In deciding to attempt Pik Lenin I felt that I would be following a very logical approach to making my first 7000m summit. A non-technical 7000m mountain seemed a good progression from walk-up and moderately technical 6000m climbs. The nature of the climb also seemed conducive to undertaking the expedition independently above basecamp, and perhaps even entirely solo – as much as one can ‘solo’ a mountain as popular as Lenin. After a fairly moderate five month training cycle I sorted out service for access and basecamp logistics, hiring Kyrgyz operator Ak-Sai Travel for this, planned out a balanced supply of food for my high camps, put together an acclimation plan, and booked airfare for Bishkek, Kyrgyzstan.

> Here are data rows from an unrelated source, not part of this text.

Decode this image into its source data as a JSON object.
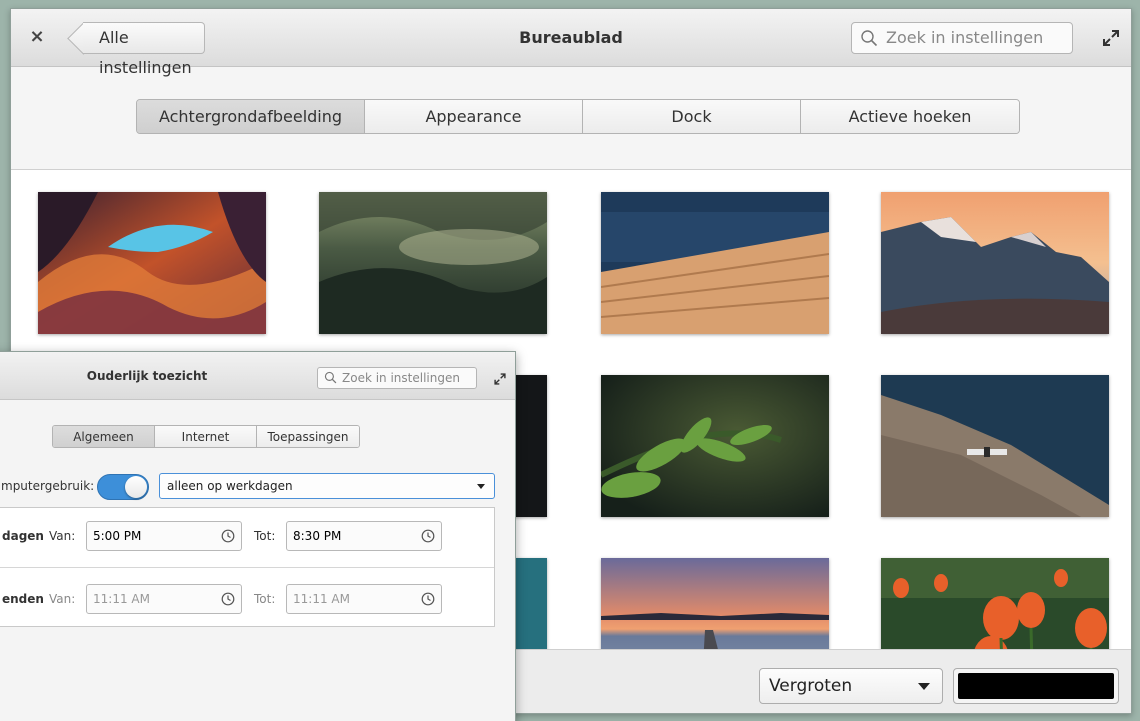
{
  "main_window": {
    "close_label": "×",
    "back_label": "Alle instellingen",
    "title": "Bureaublad",
    "search_placeholder": "Zoek in instellingen",
    "tabs": [
      {
        "label": "Achtergrondafbeelding",
        "active": true
      },
      {
        "label": "Appearance",
        "active": false
      },
      {
        "label": "Dock",
        "active": false
      },
      {
        "label": "Actieve hoeken",
        "active": false
      }
    ],
    "wallpapers": [
      "antelope-canyon",
      "misty-forest",
      "ocean-pier",
      "mountain-sunset",
      "dark-landscape",
      "dark-landscape-2",
      "green-branch",
      "satellite-over-rock",
      "teal-water",
      "teal-water-2",
      "dusk-lake-pier",
      "red-tulips"
    ],
    "footer": {
      "mode_selected": "Vergroten",
      "color_value": "#000000"
    }
  },
  "overlay_window": {
    "title": "Ouderlijk toezicht",
    "search_placeholder": "Zoek in instellingen",
    "tabs": [
      {
        "label": "Algemeen",
        "active": true
      },
      {
        "label": "Internet",
        "active": false
      },
      {
        "label": "Toepassingen",
        "active": false
      }
    ],
    "computer_usage_label": "mputergebruik:",
    "toggle_on": true,
    "schedule_selected": "alleen op werkdagen",
    "rows": [
      {
        "label": "dagen",
        "from_label": "Van:",
        "from_value": "5:00 PM",
        "to_label": "Tot:",
        "to_value": "8:30 PM",
        "enabled": true
      },
      {
        "label": "enden",
        "from_label": "Van:",
        "from_value": "11:11 AM",
        "to_label": "Tot:",
        "to_value": "11:11 AM",
        "enabled": false
      }
    ]
  },
  "colors": {
    "accent": "#3d8fd9",
    "backdrop": "#9db4aa"
  }
}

Ultimately, my attempt on Pik Lenin was unsuccessful. My acclimation routine, rotations up the mountain, and high camp move all went very, very well. However, during my summit bid I experienced an upset stomach and unstable bowels, and this paired with 40-50km/h morning winds caused my decision to turn myself around and descend from only ~6400m. Flight timeframes and energy were not conducive to a second summit attempt, and so I left Kyrgyzstan without a summit, a profound sense of disappointment weighing upon me.

Below is a calendar/schedule of my acclimation and climb, as well as a collection of images from my 2016 Pik Lenin expedition.

Pik Lenin Calendar

My 2016 Expedition Schedule.